What is a Leader
A leader is simply a person who leads. To be a leader is to influence someone to go with you on a specific journey that they might not otherwise pursue. Leaders inspire and build confidence in those who follow them. Think of a conductor as a leader of a music group who instructs musicians when to start and stop, and at which tempo to proceed.
Often, a leader comes first in line and gets lots of the attention, but they wouldn’t be noticed at all if it weren’t for the followers. There’s a symbiotic relationship between leaders and followers: they each need a particular set of skills to fulfill their role and be effective. Often the best leaders have also learned how to be intelligent followers first. The same is true when it comes to sports leadership skills.
What Does it Mean to Lead in Sports
Leadership is necessary if any sports team expects to see success. We’ve all seen youth sports that lack leadership — it’s tough to watch them play. A team with a great coach can reach moderate success, but the most successful teams are those in which players lead. Coaches who model great leadership empower their athletes to also lead.
Bad teams, no one leads.
Average teams, coaches lead.
But elite teams, players lead.PJ Fleck
There are two types of student leadership in sports: those who are appointed as leaders (e.g. team captain or assistant captain) and those who lead through social interactions and an innate ability to influence their teammates. Most findings show that these “unofficial” leaders are often more effective than appointed leaders. Often the appointed leaders are great at tactical decisions like what play to make when and by whom, whereas the unofficial leaders help boost team morale, strengthen relationships on the team, and diffuse social tension. (Learn more here if you want to play college sports.)
What Skills Does Sports Develop
Sports can teach a student a wide variety of skills that will help them move forward on the field and in life. Below are just a few:
Sports teaches you how to have a healthy attitude toward self and a strong management of your feelings. To win, you must learn to channel frustrations or losses into motivation to learn, grow, and change. Being on a well-lit field with a full audience of adults and peers pushes you to perform at your highest standard. You don’t have time to second guess — you learn how to make quick decisions and how to follow through on them without overthinking.
On the field, you must learn to manage change and failure as well as your successes. Keep your attitude positive, your teammates encouraged, and work together to bring about the goals your team desires. This means putting team wins above the personal wins. We > Me! Off the field, you must stay in shape, train, and learn how to play your sport, even when no one is watching.

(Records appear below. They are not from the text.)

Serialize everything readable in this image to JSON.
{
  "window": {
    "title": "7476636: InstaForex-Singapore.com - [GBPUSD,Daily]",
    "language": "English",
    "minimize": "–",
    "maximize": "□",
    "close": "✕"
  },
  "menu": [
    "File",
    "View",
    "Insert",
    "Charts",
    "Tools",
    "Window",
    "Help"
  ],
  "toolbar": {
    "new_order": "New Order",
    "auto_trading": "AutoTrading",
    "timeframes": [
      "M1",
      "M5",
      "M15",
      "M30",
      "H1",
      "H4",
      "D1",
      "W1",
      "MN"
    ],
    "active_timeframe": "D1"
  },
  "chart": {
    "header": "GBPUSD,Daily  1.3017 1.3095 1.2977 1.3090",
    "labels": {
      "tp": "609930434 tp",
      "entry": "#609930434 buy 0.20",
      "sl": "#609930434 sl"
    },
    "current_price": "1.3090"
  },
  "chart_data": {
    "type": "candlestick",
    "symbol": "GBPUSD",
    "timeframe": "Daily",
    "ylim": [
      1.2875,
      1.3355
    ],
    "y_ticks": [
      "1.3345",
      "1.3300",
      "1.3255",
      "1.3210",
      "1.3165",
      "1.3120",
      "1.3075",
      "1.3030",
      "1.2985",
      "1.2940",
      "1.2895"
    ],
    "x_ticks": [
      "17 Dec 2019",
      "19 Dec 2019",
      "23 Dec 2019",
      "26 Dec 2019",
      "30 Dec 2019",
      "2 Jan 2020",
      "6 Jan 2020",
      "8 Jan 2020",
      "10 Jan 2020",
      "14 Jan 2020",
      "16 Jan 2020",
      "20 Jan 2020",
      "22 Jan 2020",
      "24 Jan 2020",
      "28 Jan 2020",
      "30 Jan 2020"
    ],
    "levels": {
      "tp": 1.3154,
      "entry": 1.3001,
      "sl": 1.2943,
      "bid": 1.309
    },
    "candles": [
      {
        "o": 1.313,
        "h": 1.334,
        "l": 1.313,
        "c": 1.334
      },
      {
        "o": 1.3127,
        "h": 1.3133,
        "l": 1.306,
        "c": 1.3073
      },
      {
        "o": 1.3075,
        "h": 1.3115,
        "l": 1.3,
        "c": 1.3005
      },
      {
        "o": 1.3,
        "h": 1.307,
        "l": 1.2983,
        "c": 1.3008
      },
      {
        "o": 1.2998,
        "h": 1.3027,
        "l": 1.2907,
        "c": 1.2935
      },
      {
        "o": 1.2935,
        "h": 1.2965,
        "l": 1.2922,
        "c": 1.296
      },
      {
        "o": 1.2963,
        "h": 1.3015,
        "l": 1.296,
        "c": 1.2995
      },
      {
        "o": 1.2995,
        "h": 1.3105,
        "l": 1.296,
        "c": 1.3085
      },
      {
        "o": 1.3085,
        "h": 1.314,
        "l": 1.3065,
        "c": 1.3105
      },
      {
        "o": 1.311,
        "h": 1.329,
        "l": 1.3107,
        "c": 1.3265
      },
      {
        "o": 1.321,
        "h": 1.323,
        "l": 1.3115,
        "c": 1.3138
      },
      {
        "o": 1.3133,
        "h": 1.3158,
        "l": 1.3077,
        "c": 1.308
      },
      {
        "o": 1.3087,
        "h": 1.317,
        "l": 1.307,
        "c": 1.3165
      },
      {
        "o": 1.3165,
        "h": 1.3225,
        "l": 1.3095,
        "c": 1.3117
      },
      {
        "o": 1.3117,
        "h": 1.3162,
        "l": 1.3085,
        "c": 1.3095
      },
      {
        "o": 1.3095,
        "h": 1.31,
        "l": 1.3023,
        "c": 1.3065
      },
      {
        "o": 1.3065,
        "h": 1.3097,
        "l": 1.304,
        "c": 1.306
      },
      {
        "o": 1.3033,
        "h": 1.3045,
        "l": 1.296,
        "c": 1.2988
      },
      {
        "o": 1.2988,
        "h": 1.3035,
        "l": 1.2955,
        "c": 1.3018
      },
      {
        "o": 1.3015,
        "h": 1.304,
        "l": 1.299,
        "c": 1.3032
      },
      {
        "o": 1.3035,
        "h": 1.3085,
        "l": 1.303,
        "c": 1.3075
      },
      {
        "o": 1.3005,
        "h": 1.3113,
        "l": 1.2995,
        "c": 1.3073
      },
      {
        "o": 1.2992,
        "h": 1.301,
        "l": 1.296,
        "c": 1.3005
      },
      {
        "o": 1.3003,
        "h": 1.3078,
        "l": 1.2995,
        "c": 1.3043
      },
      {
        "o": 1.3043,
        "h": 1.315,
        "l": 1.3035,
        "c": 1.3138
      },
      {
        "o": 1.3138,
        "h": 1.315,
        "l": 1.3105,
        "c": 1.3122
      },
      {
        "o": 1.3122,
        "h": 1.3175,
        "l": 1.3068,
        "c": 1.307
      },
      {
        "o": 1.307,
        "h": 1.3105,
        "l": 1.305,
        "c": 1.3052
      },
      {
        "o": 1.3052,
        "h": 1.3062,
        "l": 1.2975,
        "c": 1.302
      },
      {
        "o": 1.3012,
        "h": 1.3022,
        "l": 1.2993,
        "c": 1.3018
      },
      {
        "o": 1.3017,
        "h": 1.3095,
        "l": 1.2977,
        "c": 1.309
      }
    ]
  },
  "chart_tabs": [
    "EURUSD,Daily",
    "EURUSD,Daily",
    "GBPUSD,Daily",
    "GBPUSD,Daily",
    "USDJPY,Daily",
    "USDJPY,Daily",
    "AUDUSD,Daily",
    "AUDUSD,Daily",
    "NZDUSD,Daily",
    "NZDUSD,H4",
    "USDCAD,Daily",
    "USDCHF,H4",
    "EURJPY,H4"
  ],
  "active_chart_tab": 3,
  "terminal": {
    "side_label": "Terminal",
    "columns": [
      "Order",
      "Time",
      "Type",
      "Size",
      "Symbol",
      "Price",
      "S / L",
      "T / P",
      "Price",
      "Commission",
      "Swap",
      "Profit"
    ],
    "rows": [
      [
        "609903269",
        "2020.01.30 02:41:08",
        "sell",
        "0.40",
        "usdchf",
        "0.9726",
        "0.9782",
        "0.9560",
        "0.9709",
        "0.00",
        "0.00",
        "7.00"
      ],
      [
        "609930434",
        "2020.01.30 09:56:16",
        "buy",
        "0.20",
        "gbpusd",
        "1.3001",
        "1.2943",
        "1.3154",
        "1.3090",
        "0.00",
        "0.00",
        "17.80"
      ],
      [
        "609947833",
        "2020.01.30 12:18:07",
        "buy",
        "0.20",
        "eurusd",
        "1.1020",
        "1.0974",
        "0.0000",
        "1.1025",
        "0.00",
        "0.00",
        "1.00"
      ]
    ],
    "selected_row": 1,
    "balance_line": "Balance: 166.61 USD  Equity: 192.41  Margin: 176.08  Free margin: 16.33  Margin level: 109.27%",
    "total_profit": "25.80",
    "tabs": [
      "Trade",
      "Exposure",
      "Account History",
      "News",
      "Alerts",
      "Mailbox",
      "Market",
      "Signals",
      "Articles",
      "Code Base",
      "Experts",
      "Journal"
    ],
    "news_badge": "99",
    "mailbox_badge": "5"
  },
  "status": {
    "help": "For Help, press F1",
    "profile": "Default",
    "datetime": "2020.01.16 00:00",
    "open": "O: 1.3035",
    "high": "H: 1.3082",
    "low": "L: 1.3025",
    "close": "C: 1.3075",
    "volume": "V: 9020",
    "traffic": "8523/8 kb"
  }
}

Character is something defined as what you do when no one else is with you, and only you know what you have decided to do. Character is also displayed when you do not do what others with you are doing when they are making poor choices. True character and leadership go together.
You won’t always win. You won’t always play perfectly. When you can figure out a way to keep going, despite the challenges, you’ve already won, even if haven’t prevailed on the scoreboard. Success is in the ability to work through those challenges and enjoy the journey. In spite of the outcome, the discipline, grit, and teamwork, you develop by leading (or following!) will set the foundation for even greater success outside of sport.
You can’t play every position at once if you are playing a team sport. You have a specific role to fulfill, and your teammates depend on you to perform that role to the best of your ability. Your audience does as well — they show up to watch you play and someone keeps the score. If you don’t play your part, lots of people notice and will push you to do better.
But you need not focus on becoming the most valuable player, rather set a goal to become the most valuable teammate. Show up, do your best. The great Coach John Wooden defined success as “the self-satisfaction that comes from doing your best to become the best you are capable of becoming.” The ultimate accountability lies within you. Look into the mirror and ask: Did the person you see there do their best?
When you have an off game or a teammate fails on a play, teammates can get frustrated. A good leader will have a conversation about it later and figure out a way to move forward together. Not only can you have those hard conversations, but you can also accept criticism more readily, too. (Learn more about a team mentality here.)
How Sports Leadership Skills Can Benefit Over a Lifetime
We’ve all seen male student athletes move on and succeed in other areas of life. But a large percentage of women who play student sports earn their way to leadership positions in their post-graduate vocation. An ESPN survey found:
- 94% of women in the C-suite played sports
- 74% of surveyed women executives said a background in sports can help accelerate a woman’s career
- 61% said student sports contributed to their career success
- 52% of women in the C-suite played at the university level and 77% of these women think women who played sports make good employees
Every single skill listed above will set you apart in the business world, regardless of gender. When you play sports and embody these skillsets, the mentality sticks with you for a lifetime. Your ability to be a team player will make you a more effective, higher performing, and higher value employee.
Play hard, learn to lead, and work as a team. Students who excel in sports are well setup to succeed in many areas of life. If you’re unsure of your career choice but want to start career planning while still in high school, check out this post!